=== Supplied records ===

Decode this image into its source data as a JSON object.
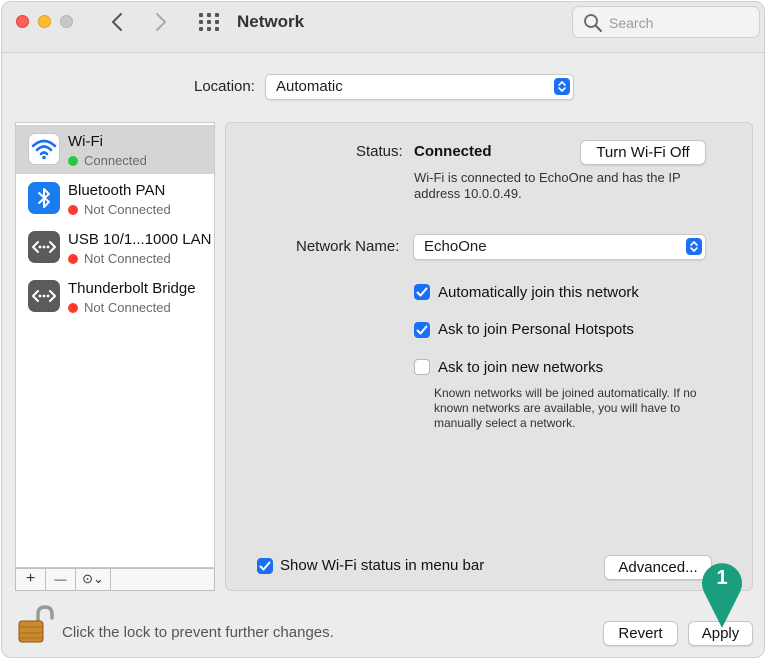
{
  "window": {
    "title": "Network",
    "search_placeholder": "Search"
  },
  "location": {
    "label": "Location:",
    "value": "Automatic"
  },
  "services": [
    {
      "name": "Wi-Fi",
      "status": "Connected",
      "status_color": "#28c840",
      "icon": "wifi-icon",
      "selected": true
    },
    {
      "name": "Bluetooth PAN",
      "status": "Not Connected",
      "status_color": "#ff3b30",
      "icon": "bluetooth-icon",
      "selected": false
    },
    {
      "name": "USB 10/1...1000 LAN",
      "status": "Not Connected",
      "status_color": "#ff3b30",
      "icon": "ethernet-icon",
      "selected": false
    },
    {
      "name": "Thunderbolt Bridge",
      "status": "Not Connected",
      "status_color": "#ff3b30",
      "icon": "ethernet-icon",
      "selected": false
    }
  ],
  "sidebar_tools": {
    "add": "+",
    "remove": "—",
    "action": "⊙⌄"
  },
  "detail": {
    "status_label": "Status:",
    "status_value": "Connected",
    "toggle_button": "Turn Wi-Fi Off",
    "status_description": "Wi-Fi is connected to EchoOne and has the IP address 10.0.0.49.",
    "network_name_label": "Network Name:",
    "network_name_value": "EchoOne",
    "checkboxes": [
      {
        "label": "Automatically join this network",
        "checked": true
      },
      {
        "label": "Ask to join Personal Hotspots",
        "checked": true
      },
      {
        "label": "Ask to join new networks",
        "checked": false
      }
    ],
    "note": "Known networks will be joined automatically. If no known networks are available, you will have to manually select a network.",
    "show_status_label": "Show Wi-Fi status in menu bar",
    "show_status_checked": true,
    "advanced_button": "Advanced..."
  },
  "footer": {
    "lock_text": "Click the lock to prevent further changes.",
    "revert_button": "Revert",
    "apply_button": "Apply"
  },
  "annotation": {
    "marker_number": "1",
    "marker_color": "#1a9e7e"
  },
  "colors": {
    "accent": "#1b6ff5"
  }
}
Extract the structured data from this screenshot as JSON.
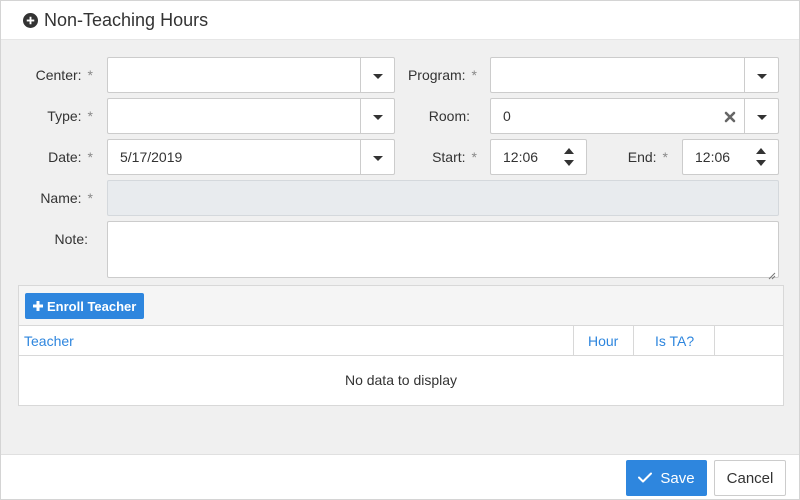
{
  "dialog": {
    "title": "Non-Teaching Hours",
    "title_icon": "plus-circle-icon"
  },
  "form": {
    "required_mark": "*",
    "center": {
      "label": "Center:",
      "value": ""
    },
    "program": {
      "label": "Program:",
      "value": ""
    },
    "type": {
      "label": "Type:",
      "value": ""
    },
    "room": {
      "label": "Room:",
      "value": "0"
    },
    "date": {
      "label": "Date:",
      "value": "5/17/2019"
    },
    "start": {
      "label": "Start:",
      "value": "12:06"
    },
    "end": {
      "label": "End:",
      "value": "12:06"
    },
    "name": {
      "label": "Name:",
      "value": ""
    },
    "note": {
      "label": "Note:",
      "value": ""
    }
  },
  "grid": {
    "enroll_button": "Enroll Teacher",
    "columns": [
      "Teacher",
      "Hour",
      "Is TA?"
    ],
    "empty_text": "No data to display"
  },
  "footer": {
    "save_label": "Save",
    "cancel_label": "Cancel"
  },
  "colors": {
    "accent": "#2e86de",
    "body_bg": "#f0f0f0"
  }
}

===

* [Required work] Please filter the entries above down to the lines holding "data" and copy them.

* [Task solution]
Decode this image into its source data as a JSON object.
Extract the structured data from this screenshot as JSON.
    "empty_text": "No data to display"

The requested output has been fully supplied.